Saturday, June 23, 2012

Can Effective Hair Care Be Simple And Inexpensive?


For those blessed with naturally great hair and busy schedules, often a shampoo and conditioner is all that is needed in general. Some people do not need to use conditioner at all. Some people prefer to wash their hair with conditioner only. Most shampoos and conditioners these days are acidic. Those formulated for colour-treated hair tend to be more acidic, to offset chemical processing causing roughened hair cuticles. Chelating agents like citric acid and EDTA are often added to shampoos and conditioners and can help with hard water issues.

The cationic conditioning ingredients we have today in hair care are based on fabric softener technology developed in the 1950s. Clarifying shampoos were created to deal with removing residues caused by those ingredients and more, in today's conditioning shampoos, conditioners and styling aids. A gentle one that works effectively is Neutrogena Anti-Residue Shampoo. Fully dissolved baking soda in water, not made too strong in proportion to be drying, followed by a well diluted vinegar rinse is another option.
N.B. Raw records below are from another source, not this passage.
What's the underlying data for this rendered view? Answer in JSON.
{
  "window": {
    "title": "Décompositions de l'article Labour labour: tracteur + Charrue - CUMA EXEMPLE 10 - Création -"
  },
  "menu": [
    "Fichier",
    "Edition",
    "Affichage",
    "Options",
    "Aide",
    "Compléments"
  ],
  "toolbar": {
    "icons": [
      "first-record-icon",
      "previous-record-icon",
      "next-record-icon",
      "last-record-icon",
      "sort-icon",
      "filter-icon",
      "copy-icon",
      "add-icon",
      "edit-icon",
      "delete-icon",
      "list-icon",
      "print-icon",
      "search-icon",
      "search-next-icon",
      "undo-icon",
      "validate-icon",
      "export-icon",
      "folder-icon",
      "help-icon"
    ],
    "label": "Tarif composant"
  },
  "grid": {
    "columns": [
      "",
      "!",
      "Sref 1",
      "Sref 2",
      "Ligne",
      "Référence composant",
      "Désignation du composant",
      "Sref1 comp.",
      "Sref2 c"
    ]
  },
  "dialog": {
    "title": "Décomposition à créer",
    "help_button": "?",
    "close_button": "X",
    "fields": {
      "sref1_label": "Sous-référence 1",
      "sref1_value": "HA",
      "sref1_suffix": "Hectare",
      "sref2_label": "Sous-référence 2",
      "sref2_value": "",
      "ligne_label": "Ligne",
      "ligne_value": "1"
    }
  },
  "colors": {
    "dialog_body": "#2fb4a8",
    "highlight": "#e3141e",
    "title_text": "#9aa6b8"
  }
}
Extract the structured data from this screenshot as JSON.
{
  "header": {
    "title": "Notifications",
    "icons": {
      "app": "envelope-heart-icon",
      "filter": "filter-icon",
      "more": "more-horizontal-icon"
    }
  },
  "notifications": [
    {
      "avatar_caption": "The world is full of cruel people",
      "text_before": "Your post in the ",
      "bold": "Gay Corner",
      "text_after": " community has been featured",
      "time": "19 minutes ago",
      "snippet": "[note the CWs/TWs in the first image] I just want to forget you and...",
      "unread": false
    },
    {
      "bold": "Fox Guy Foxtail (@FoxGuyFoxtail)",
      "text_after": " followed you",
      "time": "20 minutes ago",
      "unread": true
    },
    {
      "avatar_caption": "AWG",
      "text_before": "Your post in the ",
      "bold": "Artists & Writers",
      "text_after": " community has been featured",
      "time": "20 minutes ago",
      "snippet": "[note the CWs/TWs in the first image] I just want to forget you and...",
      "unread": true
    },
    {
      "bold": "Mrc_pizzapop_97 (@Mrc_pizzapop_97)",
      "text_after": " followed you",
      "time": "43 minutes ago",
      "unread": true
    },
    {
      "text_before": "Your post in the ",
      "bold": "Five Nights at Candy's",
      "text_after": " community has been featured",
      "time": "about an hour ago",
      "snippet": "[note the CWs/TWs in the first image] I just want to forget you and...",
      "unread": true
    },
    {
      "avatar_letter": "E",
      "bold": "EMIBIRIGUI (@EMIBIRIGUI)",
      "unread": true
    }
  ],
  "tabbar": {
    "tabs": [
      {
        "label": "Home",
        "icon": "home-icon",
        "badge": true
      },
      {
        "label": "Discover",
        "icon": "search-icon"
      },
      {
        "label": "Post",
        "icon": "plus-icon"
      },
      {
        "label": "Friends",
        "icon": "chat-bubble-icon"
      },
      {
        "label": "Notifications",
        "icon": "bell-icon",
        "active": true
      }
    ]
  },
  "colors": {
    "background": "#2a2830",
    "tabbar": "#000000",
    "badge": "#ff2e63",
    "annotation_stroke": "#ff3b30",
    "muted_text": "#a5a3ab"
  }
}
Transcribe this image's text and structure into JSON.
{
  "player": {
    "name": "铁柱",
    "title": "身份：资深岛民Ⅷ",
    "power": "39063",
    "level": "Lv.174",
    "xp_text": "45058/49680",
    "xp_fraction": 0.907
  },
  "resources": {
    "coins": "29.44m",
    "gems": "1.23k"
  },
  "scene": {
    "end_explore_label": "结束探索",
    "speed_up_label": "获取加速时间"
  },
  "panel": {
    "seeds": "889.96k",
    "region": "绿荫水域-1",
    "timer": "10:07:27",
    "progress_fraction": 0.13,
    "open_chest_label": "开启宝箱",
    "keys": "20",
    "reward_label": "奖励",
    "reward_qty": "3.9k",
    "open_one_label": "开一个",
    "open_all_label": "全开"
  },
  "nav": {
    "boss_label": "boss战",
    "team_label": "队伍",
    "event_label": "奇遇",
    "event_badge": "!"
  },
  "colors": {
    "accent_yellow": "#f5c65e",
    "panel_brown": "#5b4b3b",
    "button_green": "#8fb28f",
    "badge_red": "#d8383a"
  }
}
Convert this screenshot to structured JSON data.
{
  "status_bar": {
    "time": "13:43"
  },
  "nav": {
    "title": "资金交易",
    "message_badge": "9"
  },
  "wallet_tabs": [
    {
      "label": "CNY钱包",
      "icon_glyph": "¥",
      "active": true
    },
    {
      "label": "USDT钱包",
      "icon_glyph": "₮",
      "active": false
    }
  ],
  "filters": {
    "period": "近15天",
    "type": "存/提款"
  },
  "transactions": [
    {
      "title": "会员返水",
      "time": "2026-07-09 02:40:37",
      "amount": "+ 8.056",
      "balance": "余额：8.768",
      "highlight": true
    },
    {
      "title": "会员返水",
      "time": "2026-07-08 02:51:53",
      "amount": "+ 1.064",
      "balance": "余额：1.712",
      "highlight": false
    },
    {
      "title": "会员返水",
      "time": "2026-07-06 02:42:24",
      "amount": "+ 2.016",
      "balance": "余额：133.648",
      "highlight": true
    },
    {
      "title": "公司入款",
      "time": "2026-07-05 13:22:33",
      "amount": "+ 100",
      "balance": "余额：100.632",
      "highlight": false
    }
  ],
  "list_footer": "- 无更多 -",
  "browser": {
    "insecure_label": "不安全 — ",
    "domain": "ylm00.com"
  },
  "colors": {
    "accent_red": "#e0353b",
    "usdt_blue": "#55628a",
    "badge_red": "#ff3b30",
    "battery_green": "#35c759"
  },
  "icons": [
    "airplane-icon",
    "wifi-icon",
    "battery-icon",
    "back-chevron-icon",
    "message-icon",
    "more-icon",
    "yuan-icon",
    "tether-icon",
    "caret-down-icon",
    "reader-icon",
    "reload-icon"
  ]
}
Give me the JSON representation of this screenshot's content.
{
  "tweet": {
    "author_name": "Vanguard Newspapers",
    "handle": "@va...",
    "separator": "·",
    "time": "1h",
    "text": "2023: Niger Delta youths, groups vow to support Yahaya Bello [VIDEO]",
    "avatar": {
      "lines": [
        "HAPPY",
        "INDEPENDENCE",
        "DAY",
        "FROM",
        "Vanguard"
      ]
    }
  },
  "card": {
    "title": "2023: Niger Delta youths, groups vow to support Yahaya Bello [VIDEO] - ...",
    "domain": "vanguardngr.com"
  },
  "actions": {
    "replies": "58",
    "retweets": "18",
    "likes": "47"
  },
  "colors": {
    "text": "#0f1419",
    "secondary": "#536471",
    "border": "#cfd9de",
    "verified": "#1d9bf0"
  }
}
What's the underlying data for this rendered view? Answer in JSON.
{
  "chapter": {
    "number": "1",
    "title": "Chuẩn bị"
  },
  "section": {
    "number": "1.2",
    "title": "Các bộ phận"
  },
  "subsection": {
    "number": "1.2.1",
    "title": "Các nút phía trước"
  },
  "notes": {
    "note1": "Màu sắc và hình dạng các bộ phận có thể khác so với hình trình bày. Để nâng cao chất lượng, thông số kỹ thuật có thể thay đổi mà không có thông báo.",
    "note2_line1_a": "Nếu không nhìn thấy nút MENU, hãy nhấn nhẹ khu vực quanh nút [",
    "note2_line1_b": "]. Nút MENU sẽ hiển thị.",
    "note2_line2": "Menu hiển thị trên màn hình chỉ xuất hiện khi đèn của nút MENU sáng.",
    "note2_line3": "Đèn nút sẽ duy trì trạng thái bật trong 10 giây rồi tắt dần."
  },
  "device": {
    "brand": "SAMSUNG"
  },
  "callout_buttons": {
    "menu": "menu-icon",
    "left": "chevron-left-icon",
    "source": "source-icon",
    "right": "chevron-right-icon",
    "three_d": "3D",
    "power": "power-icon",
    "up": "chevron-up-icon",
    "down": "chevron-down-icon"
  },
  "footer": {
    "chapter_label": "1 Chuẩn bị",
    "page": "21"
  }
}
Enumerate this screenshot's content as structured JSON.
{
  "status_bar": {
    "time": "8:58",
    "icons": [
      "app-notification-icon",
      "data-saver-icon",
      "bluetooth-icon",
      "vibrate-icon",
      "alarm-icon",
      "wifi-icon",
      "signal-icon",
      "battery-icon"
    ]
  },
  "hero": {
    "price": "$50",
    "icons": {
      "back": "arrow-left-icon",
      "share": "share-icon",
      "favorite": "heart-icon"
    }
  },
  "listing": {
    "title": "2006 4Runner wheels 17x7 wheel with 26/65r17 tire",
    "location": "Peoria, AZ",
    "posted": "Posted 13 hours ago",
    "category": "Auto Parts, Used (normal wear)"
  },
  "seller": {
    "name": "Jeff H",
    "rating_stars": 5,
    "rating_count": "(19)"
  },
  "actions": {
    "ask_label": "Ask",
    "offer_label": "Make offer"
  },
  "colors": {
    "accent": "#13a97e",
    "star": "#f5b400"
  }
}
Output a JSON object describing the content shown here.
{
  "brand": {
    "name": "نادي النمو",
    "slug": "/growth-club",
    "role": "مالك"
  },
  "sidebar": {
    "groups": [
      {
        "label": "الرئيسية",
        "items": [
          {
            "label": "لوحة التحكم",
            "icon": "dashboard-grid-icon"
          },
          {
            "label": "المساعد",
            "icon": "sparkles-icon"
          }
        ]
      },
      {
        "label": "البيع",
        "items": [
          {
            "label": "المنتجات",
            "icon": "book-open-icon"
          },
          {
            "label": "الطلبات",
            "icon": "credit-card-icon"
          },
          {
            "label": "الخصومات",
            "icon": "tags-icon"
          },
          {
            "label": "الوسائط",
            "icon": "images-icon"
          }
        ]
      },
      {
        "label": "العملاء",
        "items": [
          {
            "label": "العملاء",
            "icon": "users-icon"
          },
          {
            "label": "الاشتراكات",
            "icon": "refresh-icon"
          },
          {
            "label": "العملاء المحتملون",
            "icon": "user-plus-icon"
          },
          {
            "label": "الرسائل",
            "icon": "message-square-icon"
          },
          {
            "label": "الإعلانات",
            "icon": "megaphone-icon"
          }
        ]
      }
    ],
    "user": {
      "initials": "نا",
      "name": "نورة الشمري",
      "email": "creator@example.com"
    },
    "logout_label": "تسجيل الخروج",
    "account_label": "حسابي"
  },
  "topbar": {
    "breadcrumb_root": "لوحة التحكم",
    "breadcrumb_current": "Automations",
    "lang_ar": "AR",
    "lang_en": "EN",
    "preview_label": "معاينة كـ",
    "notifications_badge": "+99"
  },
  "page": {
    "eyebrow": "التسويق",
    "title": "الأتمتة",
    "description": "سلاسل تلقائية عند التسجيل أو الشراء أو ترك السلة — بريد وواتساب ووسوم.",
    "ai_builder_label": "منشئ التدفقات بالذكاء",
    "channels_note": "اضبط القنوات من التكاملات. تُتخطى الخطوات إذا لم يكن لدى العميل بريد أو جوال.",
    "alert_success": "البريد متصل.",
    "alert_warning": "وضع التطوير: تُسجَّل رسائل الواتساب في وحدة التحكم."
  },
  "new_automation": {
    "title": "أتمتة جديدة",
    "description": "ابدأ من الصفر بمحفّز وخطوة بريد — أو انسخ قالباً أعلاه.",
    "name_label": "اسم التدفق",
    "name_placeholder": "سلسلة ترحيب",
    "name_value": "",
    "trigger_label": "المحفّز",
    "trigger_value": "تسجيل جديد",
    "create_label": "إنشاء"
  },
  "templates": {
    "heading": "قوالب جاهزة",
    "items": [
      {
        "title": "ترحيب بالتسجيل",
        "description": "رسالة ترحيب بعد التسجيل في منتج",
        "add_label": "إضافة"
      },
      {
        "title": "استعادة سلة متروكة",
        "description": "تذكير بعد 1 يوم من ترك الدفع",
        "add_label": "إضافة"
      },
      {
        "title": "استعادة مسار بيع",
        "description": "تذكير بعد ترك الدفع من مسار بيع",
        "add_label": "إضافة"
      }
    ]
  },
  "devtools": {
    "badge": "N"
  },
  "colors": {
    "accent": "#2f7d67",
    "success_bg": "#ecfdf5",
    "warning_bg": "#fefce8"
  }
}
There are a number of recipes for clarifying hair with baking soda online. What may be fine to use for one person may be too strong or too weak for another. The same applies to the vinegar rinse. Apple cider vinegar or white vinegar or any vinegar with about 5% acetic acid can be used. Coloured vinegars can add colour to some hair shades. So, it may take some experimentation to get that right for you, if you have not used baking soda and vinegar for clarifying previously and been satisfied with the results.

Where extras come into play is to recognize that hair conditioning products can have limitations for a number of reasons. For dry hair for example, applying a lot more conditioner can result in a lot more build-up and even more dryness and can cause spit ends, tangling and breakage, whether it is used instead of shampoo or after shampoo or as a shampoo pre-treatment.

Cosmetic mineral oil can be very effective used as a grooming aid for frizz, static, a thermal protectant and detangler, used in small amounts like small drops, that wash out easily. It is more effective as a moisturizer than vegetable oils and silicone, while providing slip equal to silicone. It can be used that way to replace conditioner, styling aids and hair treatments too, saving a lot of time and expense, especially since it usually only needs to be applied once after hair washing, not in between washes, to be effective.

Coconut and argan oils can chelate iron and copper, and used as a pre-treatment with hair dye containing peroxide applied over them can help prevent conventional peroxide oxidative damage, increase dye uptake, and condition the hair. Used as a pre-treatment with bleach, or only conventional peroxide applied over them, they can also help prevent such chemical processing damage, while not interfering with the lightening of hair colour, as they condition the hair.

Coconut oil added to a mild shampoo that does not cause build-up, after the hair is first clarified to remove hair product residues can deeply penetrate hair, and replace the need for conditioner and styling aids, also saving time and expense. Coconut oil applied to clarified hair can deeply penetrate hair and work wonderfully as a deep conditioning treatment. Note: Most fractionated coconut oils contain no to almost no lauric acid. They are not suitable to be used for either method.

Salon products are not necessarily better than dollar store or drugstore shampoos or conditioners. It depends on the formulation of each product.

Catnip use for conditioning and hair colour is the hair option for me most of the time. I use a conventional shampoo that does not cause build-up first that works well with my hair and very sensitive scalp. I also love catnip on my skin and after the tea is brewed and used, I have not had issues with cats responding to catnip, rinsed off.

What I have concluded after a lot of reading about hair issues, my own experimentation with hair care products, my results and those of others and research is that effective hair care does not have to be overly complicated, expensive or necessarily time consuming. I enjoy my hour long catnip treatment time but I do forgo it for mineral oil use when my schedule is heavy.

In general, less product is more in terms of results. Cosmetic marketing with the exception of sunscreen application (most people it has been observed do not apply enough sunscreen) would have us all use far too much product for each application. For effective hair care, it is necessary to get the scalp clean not overly clean. It is desirable to have the hair lubricated after washing or with oil shampoo during washing, to prevent friction, tangling and stress damage. Far less product than many people think can accomplish all of that, leading to less problems with build-up if the products cause that and the resulting frustrations build-up can cause. It is about choosing the right products you need, be they natural or conventional, and learning how much your hair and scalp can handle, without going overboard and then having issues because of the excess.